  2. 1964 October 29, The Spokesman-Review, Shop With Sue (Filler item within advertisement), Quote Page 5, Column 8, Spokane, Washington. (Newspapers_com)

Our Homes Are Our Prisons; Let Us Find Freedom in Their Decoration

Coco Chanel? Gabrielle Chanel? Pierre Reverdy? Apocryphal?

Dear Quote Investigator: People spend many hours in their homes. The fashion icon Coco Chanel (Gabrielle Chanel) recommended beautifying one’s abode. She said something like this:

Our homes are our prisons; one finds liberty in their decoration.

This saying resonates powerfully in 2020 because of the Covid-19 restrictions. Would you please help me to find the original version in French?

Quote Investigator: In September 1938 “Vogue” magazine of Paris published a two page spread of “Maximes et Sentences” (“Maxims and Sentences”) by Gabrielle Chanel.

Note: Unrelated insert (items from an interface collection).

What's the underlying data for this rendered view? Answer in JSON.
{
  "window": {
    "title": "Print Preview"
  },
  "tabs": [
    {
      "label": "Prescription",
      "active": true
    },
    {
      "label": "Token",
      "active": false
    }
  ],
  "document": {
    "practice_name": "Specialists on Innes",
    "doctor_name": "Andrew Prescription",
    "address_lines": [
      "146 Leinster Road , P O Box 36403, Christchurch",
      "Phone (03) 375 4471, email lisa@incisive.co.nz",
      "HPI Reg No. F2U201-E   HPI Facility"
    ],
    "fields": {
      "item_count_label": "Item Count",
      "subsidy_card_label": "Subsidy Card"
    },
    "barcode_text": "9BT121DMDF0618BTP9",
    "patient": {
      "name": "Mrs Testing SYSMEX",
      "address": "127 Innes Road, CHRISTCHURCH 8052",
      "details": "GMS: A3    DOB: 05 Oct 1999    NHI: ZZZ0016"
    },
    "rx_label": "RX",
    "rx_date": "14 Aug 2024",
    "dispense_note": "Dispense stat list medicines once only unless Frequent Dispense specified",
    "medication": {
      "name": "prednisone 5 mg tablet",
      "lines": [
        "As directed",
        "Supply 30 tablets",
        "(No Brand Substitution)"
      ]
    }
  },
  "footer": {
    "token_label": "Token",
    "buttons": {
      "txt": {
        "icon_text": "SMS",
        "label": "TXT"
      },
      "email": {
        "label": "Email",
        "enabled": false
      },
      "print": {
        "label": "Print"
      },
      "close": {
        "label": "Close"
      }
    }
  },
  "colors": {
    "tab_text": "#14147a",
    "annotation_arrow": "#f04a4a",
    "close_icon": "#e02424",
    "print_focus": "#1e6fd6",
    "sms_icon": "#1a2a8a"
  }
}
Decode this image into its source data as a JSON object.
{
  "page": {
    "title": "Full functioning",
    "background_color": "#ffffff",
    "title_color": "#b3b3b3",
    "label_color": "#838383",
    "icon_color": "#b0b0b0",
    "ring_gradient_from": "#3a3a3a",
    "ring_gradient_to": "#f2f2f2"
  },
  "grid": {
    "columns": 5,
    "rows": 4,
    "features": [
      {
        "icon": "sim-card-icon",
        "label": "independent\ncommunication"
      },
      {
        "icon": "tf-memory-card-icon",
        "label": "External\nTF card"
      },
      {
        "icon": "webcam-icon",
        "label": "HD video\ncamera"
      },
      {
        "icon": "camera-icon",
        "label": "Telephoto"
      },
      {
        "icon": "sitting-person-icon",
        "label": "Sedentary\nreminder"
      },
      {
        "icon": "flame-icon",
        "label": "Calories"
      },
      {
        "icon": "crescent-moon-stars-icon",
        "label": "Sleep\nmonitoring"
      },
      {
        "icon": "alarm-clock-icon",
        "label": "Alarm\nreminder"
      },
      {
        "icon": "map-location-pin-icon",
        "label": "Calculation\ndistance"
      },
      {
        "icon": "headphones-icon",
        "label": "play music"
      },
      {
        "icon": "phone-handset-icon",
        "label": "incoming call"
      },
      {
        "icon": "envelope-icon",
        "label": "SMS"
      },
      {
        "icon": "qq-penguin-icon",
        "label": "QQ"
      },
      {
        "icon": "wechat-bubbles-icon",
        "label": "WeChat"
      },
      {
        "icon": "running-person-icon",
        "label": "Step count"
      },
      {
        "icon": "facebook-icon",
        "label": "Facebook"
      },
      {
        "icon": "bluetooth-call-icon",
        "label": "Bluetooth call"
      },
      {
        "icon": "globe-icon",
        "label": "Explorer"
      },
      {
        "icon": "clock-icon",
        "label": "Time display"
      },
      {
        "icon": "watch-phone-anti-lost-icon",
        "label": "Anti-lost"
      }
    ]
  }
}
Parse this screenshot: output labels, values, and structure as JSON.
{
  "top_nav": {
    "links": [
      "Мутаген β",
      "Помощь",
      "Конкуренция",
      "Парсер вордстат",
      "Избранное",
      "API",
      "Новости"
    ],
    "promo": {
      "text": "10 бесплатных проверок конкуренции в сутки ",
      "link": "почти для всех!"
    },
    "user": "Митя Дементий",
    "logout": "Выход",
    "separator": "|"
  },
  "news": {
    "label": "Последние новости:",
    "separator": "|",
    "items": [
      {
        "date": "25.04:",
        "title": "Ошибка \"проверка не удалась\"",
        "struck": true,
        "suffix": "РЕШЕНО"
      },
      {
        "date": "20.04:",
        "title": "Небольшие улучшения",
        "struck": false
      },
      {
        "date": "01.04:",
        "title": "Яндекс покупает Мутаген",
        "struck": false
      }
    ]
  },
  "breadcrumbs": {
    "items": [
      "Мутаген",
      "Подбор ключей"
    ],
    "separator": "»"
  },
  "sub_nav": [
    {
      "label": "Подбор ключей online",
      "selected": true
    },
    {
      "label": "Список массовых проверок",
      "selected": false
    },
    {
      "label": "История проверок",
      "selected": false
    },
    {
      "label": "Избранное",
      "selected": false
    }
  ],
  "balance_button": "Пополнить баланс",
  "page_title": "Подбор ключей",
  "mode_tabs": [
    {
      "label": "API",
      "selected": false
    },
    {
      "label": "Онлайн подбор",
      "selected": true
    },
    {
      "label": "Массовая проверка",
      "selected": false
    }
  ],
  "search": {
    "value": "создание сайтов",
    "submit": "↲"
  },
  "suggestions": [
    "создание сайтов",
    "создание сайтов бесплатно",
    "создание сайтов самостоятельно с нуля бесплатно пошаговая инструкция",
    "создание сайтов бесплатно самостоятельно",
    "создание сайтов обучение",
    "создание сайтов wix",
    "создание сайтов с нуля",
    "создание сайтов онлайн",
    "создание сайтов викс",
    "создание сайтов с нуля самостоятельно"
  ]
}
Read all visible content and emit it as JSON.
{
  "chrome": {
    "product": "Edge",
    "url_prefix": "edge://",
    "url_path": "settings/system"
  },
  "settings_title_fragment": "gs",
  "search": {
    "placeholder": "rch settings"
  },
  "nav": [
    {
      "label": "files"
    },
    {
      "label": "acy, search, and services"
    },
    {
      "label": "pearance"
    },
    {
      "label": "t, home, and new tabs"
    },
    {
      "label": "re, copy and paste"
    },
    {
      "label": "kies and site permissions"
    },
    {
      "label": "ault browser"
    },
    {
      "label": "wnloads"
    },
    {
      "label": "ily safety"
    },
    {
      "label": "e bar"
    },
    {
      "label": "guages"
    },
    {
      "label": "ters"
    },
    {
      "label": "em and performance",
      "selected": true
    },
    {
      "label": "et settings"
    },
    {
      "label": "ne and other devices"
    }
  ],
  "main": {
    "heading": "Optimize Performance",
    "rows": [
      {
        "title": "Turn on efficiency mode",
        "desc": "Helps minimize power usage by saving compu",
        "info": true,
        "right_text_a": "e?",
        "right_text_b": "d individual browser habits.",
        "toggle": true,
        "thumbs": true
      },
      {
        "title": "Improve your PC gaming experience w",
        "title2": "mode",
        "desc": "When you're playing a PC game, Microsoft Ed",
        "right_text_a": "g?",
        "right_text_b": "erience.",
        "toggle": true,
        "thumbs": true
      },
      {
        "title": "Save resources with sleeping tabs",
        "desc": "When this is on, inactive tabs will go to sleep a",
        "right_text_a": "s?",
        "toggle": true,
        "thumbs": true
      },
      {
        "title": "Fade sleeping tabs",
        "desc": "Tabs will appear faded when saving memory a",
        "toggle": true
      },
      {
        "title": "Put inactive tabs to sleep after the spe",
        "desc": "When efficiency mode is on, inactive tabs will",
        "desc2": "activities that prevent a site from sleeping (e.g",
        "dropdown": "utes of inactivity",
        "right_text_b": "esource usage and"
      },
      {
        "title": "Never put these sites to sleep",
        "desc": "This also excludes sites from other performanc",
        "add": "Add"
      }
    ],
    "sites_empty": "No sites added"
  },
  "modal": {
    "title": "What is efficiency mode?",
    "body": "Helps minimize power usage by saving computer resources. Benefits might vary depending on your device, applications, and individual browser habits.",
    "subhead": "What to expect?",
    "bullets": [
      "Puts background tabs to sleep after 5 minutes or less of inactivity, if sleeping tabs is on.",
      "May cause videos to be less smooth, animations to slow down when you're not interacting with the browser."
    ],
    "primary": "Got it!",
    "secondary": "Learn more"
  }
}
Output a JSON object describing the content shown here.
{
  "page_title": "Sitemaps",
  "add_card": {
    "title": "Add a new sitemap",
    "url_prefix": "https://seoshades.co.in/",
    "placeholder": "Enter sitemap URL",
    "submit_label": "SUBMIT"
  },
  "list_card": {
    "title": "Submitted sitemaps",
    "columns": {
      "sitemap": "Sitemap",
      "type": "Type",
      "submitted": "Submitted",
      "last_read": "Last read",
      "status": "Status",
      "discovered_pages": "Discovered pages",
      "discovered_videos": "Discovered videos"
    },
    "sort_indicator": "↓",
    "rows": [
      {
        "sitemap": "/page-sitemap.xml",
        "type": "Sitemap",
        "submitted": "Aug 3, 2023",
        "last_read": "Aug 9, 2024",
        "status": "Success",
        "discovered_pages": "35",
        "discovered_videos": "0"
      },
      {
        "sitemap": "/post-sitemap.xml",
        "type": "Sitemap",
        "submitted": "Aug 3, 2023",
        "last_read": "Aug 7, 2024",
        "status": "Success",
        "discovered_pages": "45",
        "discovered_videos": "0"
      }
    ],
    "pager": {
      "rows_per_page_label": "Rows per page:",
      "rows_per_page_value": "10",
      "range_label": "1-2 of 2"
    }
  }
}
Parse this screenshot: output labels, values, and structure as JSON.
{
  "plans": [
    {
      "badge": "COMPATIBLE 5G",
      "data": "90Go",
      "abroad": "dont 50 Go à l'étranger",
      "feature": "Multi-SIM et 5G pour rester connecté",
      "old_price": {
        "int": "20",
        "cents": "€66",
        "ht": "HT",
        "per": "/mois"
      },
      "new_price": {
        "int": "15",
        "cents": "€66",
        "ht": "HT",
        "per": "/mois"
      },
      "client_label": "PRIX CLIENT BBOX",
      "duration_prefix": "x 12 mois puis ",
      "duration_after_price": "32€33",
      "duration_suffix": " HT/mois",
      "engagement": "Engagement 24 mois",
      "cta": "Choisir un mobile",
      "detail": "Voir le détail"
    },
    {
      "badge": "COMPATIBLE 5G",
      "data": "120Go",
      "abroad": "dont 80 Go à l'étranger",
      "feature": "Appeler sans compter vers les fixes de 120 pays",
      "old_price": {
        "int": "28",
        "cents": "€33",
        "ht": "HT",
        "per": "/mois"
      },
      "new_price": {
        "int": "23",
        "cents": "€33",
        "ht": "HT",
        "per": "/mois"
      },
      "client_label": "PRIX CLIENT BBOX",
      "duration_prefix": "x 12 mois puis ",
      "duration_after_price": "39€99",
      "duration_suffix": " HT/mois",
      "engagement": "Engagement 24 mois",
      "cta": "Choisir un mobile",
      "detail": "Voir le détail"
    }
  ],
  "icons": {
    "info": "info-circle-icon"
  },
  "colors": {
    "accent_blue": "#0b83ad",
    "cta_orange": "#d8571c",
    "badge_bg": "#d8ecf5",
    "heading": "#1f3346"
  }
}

The following statement appeared among the 31 items. Boldface added to excerpts buy QI: 1

Nos maisons sont nos prisons; sachons y retrouver la liberté dans la façon de les parer.

Here is one possible translation into English:

Our homes are our prisons; let us find freedom in their decoration.

Below is one additional citation followed by the conclusion.

Continue reading Our Homes Are Our Prisons; Let Us Find Freedom in Their Decoration

Notes:

  1. 1938 Septembre (September), Vogue, Maximes et Sentences (Maxims and Sentences) by Gabrielle Chanel, Quote Page 57, Condé Nast, Paris, France. (BNF Gallica Bibliothèque nationale de France) link

We Must Walk Consciously Only Part Way Toward Our Goal, and Then Leap in the Dark To Our Success

Henry David Thoreau? William Ellery Channing? Apocryphal?

Dear Quote Investigator: When you are pursuing a goal you should be guided by conscious and unconscious thoughts. These two complementary elements will each take you part of the way to the goal. As you approach the objective you must make a leap in the dark to attain success.

Philosopher and poet Henry David Thoreau said something like this. Would you please help me to find a citation.

Quote Investigator: On March 11, 1859 Thoreau wrote the following in his journal. Boldface added to excepts by QI: 1

We must walk consciously only part way toward our goal, and then leap in the dark to our success.

Below are additional selected citations in chronological order.

Continue reading We Must Walk Consciously Only Part Way Toward Our Goal, and Then Leap in the Dark To Our Success

Notes:

  1. 1906, The Writings of Henry David Thoreau, Edited by Bradford Torrey, Journal: March 2, 1859 to November 30, 1859, Volume 12, Date: March 11, 1859, Start Page 35, Quote Page 39, Houghton Mifflin and Company, Boston, Massachusetts. (Google Books Full View) link